Rob Dayton, the Transportation Planning and Parking manager for the City of Santa Barbara, warned motorists on Thursday not to turn into Chick-fil-A if there’s a line of cars that backs out into the street.

“Please do not stop on State Street to queue into Chick-fil-A,” Dayton said in a statement. “Queuing in the street is not only dangerous and a blockage to normal State Street travel, but it is also illegal and is a significant fine if ticketed.”

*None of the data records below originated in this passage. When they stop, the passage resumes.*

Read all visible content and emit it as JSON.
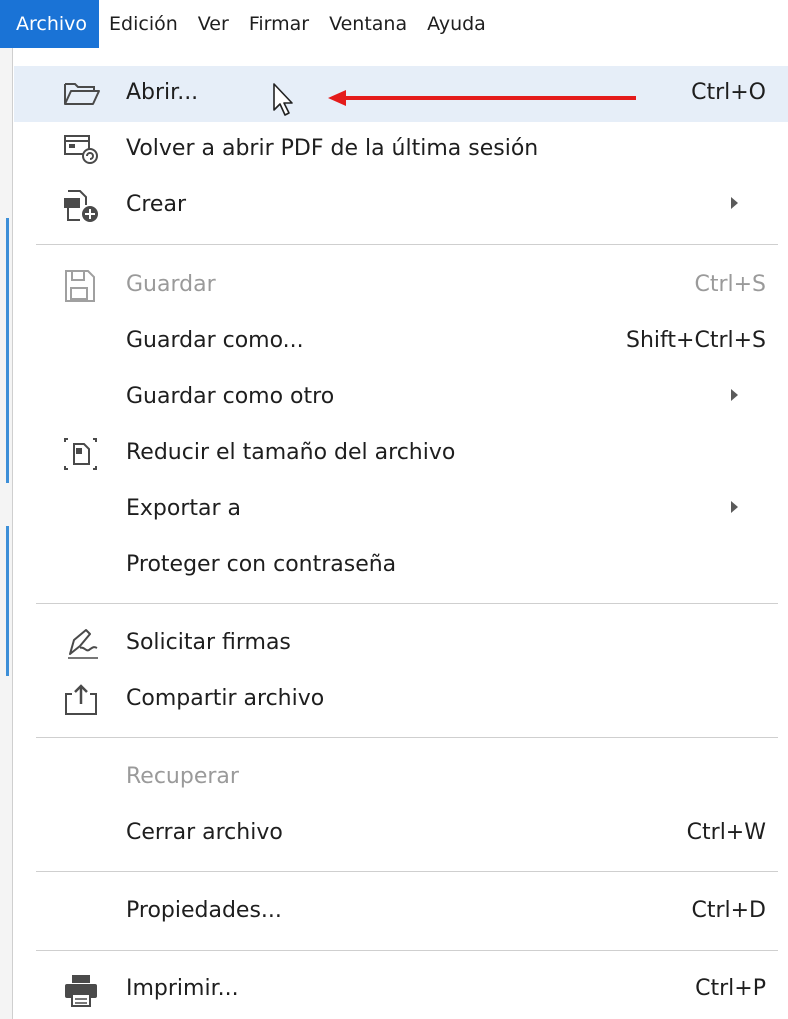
{
  "menubar": {
    "items": [
      "Archivo",
      "Edición",
      "Ver",
      "Firmar",
      "Ventana",
      "Ayuda"
    ]
  },
  "menu": {
    "items": [
      {
        "label": "Abrir...",
        "shortcut": "Ctrl+O",
        "icon": "folder-open-icon",
        "highlighted": true
      },
      {
        "label": "Volver a abrir PDF de la última sesión",
        "shortcut": "",
        "icon": "reopen-pdf-icon"
      },
      {
        "label": "Crear",
        "shortcut": "",
        "icon": "create-pdf-icon",
        "submenu": true
      },
      {
        "label": "Guardar",
        "shortcut": "Ctrl+S",
        "icon": "save-icon",
        "disabled": true
      },
      {
        "label": "Guardar como...",
        "shortcut": "Shift+Ctrl+S",
        "icon": ""
      },
      {
        "label": "Guardar como otro",
        "shortcut": "",
        "icon": "",
        "submenu": true
      },
      {
        "label": "Reducir el tamaño del archivo",
        "shortcut": "",
        "icon": "compress-file-icon"
      },
      {
        "label": "Exportar a",
        "shortcut": "",
        "icon": "",
        "submenu": true
      },
      {
        "label": "Proteger con contraseña",
        "shortcut": "",
        "icon": ""
      },
      {
        "label": "Solicitar firmas",
        "shortcut": "",
        "icon": "signature-icon"
      },
      {
        "label": "Compartir archivo",
        "shortcut": "",
        "icon": "share-icon"
      },
      {
        "label": "Recuperar",
        "shortcut": "",
        "icon": "",
        "disabled": true
      },
      {
        "label": "Cerrar archivo",
        "shortcut": "Ctrl+W",
        "icon": ""
      },
      {
        "label": "Propiedades...",
        "shortcut": "Ctrl+D",
        "icon": ""
      },
      {
        "label": "Imprimir...",
        "shortcut": "Ctrl+P",
        "icon": "printer-icon"
      }
    ]
  },
  "colors": {
    "menubar_active": "#1a73d6",
    "highlight_row": "#e6eef8",
    "annotation_arrow": "#e41b1b",
    "disabled_text": "#9a9a9a"
  }
}
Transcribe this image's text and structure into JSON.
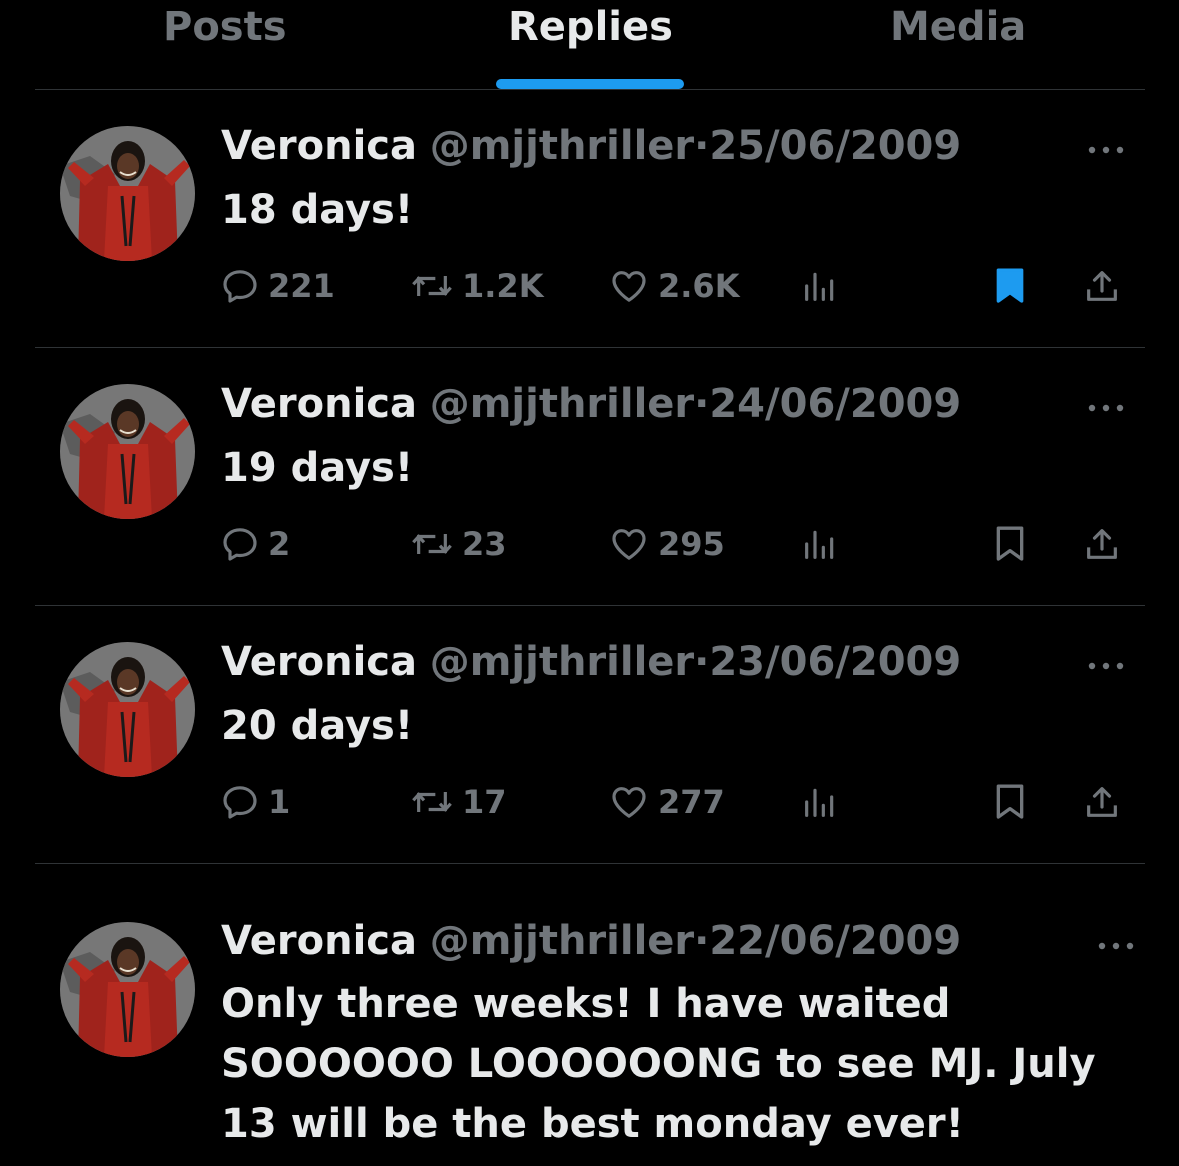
{
  "tabs": {
    "posts": "Posts",
    "replies": "Replies",
    "media": "Media",
    "active": "replies"
  },
  "colors": {
    "accent": "#1d9bf0",
    "background": "#000000",
    "text_primary": "#e7e9ea",
    "text_secondary": "#71767b",
    "divider": "#2f3336"
  },
  "tweets": [
    {
      "display_name": "Veronica",
      "handle": "@mjjthriller",
      "separator": "·",
      "date": "25/06/2009",
      "text": "18 days!",
      "replies": "221",
      "retweets": "1.2K",
      "likes": "2.6K",
      "bookmarked": true,
      "icons": [
        "reply-icon",
        "retweet-icon",
        "like-icon",
        "views-icon",
        "bookmark-icon",
        "share-icon",
        "more-icon"
      ]
    },
    {
      "display_name": "Veronica",
      "handle": "@mjjthriller",
      "separator": "·",
      "date": "24/06/2009",
      "text": "19 days!",
      "replies": "2",
      "retweets": "23",
      "likes": "295",
      "bookmarked": false,
      "icons": [
        "reply-icon",
        "retweet-icon",
        "like-icon",
        "views-icon",
        "bookmark-icon",
        "share-icon",
        "more-icon"
      ]
    },
    {
      "display_name": "Veronica",
      "handle": "@mjjthriller",
      "separator": "·",
      "date": "23/06/2009",
      "text": "20 days!",
      "replies": "1",
      "retweets": "17",
      "likes": "277",
      "bookmarked": false,
      "icons": [
        "reply-icon",
        "retweet-icon",
        "like-icon",
        "views-icon",
        "bookmark-icon",
        "share-icon",
        "more-icon"
      ]
    },
    {
      "display_name": "Veronica",
      "handle": "@mjjthriller",
      "separator": "·",
      "date": "22/06/2009",
      "text_lines": [
        "Only three weeks! I have waited",
        "SOOOOOO LOOOOOONG to see MJ. July",
        "13 will be the best monday ever!"
      ]
    }
  ]
}
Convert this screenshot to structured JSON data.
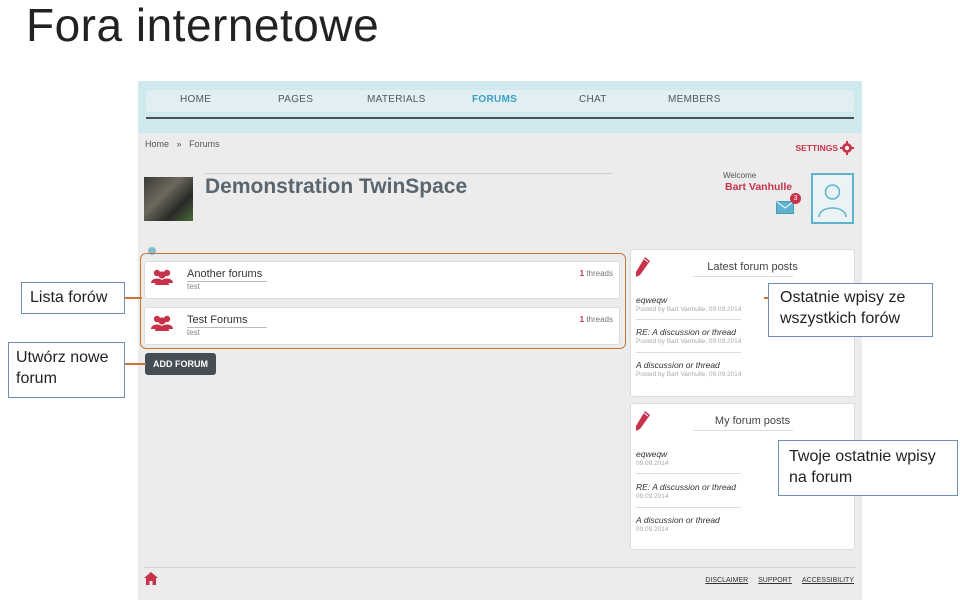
{
  "slide": {
    "title": "Fora internetowe"
  },
  "nav": {
    "items": [
      "HOME",
      "PAGES",
      "MATERIALS",
      "FORUMS",
      "CHAT",
      "MEMBERS"
    ],
    "active": "FORUMS"
  },
  "breadcrumb": {
    "home": "Home",
    "sep": "»",
    "current": "Forums"
  },
  "settings": {
    "label": "SETTINGS"
  },
  "space": {
    "title": "Demonstration TwinSpace"
  },
  "user": {
    "welcome": "Welcome",
    "name": "Bart Vanhulle",
    "mail_count": "3"
  },
  "forums": [
    {
      "name": "Another forums",
      "desc": "test",
      "count": "1",
      "unit": "threads"
    },
    {
      "name": "Test Forums",
      "desc": "test",
      "count": "1",
      "unit": "threads"
    }
  ],
  "add_forum": {
    "label": "ADD FORUM"
  },
  "latest_posts": {
    "title": "Latest forum posts",
    "items": [
      {
        "title": "eqweqw",
        "meta": "Posted by Bart Vanhulle, 09.09.2014"
      },
      {
        "title": "RE: A discussion or thread",
        "meta": "Posted by Bart Vanhulle, 09.09.2014"
      },
      {
        "title": "A discussion or thread",
        "meta": "Posted by Bart Vanhulle, 09.09.2014"
      }
    ]
  },
  "my_posts": {
    "title": "My forum posts",
    "items": [
      {
        "title": "eqweqw",
        "meta": "09.09.2014"
      },
      {
        "title": "RE: A discussion or thread",
        "meta": "09.09.2014"
      },
      {
        "title": "A discussion or thread",
        "meta": "09.09.2014"
      }
    ]
  },
  "footer": {
    "links": [
      "DISCLAIMER",
      "SUPPORT",
      "ACCESSIBILITY"
    ]
  },
  "callouts": {
    "forum_list": "Lista forów",
    "create_forum": "Utwórz nowe forum",
    "latest_all": "Ostatnie wpisy ze wszystkich forów",
    "my_latest": "Twoje ostatnie wpisy na forum"
  },
  "colors": {
    "accent": "#3aa0c8",
    "brand_red": "#c8324a",
    "callout_border": "#6e8eb8",
    "connector": "#c9753a"
  }
}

Chick-fil-A is so popular that it has outgrown its space at 3707 State St. Like the In-N-Out restaurant, Chick-fil-A has garnered a cultlike following of people who crave the chicken cooked in peanut oil. Employees greet motorists deep into the driveway to take their orders. Still, even with the accelerated order techniques, hungry patrons typically fill the driveway and often snake out onto State Street, where cars are often whizzing by. 

Chick-fil-A opened in 2013, replacing Burger King. Even when it was going through the permitting process, the restaurant was tangled in controversy. Some members of the Architectural Board of Review abstained from voting on the proposal for personal and political purposes. The corporate ownership had given money to a then-proposition opposing same-sex marriage. 

Chick-fil-A did not return Noozhawk’s emails or calls seeking comment on the city’s demand, but Eric Friedman, a member of the Santa Barbara City Council, said that Chick-fil-A plans to work with the city to redesign its parking lot and driveway area to reduce the number of cars that have to back out onto the street. 

Friedman said the city has tried to work with Chick-fil-A during the past year, but it’s time for a “long-term fix.”

“I am concnered for public safety, not only for drivers, but pedestrians and cyclists,” Friedman said. “At the end of the day, it is a public safety issue. We are looking at different options where they can take more of the cars off the road and hopefully that will solve it.”

The city no longer allows new drive-thru restaurants, but there’s nothing the city can do to stop a drive-thru establishment from replacing an existing one.

“The nuisance to the public must be eliminated,” Dayton said. “Chick-fil-A representatives have acknowledged responsibility for addressing the public safety concerns and are actively pursuing options to address the situation both on a temporary and long-term basis. City staff has encouraged Chick-fil-A to expedite a resolution.”

The city did not report on accident data in its news release. 

Noozhawk staff writer Joshua Molina can be reached at Follow Noozhawk on Twitter: @noozhawk, @NoozhawkNews and @NoozhawkBiz. Connect with Noozhawk on Facebook.